Design engineers designed the shoring anchors to support 50 kips and the wall tie-back anchors to be buried 35 feet into the bedrock and support 84 kips.
As one construction team dug out the garage space, another installed the rock anchors with engineers watching closely. Two rows of the anchors extend through the wall to provide additional resistance and lateral stability for the wall.
Difficulties were encountered during installation due to the upper row of the tie-back anchors extending through the transition area of the upper limestone formation into the underlying shale formation. Following a series of test anchors, engineers decided to increase the diameter of the holes, flatten the angle of the anchors to maintain the bonded length in limestone bedrock, and reduce the bonded length of the anchors to achieve the required design capacities of the tie-back anchors. These tie-back anchors were critical to providing the lateral stability that was required for this massive wall.

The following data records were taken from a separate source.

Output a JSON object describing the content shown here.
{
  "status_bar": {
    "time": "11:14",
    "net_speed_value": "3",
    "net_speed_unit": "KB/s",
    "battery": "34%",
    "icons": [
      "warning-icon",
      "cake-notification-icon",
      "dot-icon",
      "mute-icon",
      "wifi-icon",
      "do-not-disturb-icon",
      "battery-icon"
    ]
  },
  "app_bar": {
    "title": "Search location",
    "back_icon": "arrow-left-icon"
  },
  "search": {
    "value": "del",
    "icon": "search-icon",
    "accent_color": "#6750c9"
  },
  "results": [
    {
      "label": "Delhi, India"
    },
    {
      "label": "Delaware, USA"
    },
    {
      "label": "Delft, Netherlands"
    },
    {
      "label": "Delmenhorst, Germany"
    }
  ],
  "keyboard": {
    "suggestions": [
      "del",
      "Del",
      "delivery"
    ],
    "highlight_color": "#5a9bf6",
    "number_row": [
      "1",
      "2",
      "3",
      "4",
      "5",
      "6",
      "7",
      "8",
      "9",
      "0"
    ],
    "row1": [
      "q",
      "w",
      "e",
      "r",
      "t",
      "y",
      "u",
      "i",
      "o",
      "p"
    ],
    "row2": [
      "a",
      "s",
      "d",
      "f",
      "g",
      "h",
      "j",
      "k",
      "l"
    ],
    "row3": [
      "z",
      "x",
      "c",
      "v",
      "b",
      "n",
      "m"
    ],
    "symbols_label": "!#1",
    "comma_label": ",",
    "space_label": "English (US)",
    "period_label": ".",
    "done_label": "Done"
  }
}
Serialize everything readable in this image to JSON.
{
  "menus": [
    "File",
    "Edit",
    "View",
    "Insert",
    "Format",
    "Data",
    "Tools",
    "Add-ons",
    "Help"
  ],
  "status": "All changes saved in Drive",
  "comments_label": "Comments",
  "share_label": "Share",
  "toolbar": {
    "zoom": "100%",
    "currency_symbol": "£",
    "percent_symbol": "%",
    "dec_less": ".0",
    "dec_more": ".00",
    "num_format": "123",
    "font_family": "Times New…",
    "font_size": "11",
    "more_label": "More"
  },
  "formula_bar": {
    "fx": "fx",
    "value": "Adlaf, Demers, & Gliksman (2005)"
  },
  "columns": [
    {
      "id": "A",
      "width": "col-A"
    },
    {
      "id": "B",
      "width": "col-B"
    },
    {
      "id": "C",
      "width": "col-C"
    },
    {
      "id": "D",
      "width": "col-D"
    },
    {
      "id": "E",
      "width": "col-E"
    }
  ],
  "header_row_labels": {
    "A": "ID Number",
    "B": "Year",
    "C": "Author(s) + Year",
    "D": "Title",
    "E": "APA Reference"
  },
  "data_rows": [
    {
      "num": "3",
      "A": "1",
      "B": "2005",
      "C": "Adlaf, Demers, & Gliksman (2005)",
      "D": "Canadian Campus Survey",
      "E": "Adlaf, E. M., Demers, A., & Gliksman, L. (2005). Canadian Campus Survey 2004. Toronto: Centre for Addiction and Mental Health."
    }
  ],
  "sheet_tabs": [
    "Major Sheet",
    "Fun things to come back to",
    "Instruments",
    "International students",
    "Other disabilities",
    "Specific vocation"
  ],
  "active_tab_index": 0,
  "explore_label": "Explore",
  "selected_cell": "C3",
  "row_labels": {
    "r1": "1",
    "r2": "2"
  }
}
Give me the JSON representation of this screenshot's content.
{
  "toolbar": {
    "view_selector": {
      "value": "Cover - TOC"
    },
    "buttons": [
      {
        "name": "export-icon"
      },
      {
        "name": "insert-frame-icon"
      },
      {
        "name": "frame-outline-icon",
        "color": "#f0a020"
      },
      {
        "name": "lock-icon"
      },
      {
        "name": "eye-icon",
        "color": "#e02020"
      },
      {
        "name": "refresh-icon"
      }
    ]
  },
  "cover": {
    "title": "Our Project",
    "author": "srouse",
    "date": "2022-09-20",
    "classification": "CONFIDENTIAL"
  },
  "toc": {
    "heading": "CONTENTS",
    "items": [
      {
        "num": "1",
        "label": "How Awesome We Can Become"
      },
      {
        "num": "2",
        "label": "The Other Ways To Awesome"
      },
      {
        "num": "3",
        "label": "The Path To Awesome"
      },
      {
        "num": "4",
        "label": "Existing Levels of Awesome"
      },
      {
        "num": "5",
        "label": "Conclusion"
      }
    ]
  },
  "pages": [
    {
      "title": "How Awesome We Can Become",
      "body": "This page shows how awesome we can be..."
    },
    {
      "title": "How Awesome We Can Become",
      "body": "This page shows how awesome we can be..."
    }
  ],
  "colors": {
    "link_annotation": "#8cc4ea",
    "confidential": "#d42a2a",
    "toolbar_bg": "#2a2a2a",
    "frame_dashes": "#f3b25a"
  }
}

Throughout, Kleinfelder performed special inspection with respect to the installation of the shoring system, evaluation of the bearing materials for the wall foundation, and observation and testing of the reinforcing steel and concrete for the proposed south wall.
By December 2007, 10,000 cubic yards of concrete and 2 million pounds of rebar had been placed, nearly completing the foundation work. Underground work began in the central plant, enabling foundations and finished floors to be installed. Elevated decks were placed that allowed early mechanical and electrical work in equipment pits to take place.
In early 2008, walls began emerging above street level. The fly tower of the proscenium theatre was topped out in August 2008. At 74 feet, this structure is currently the tallest feature of the building, but will soon be dwarfed by the structural steel frame. Construction of the anchor wall that supports the unique atrium glass structure has also been completed with the large embed plates installed that will eventually secure the structural cables from the building.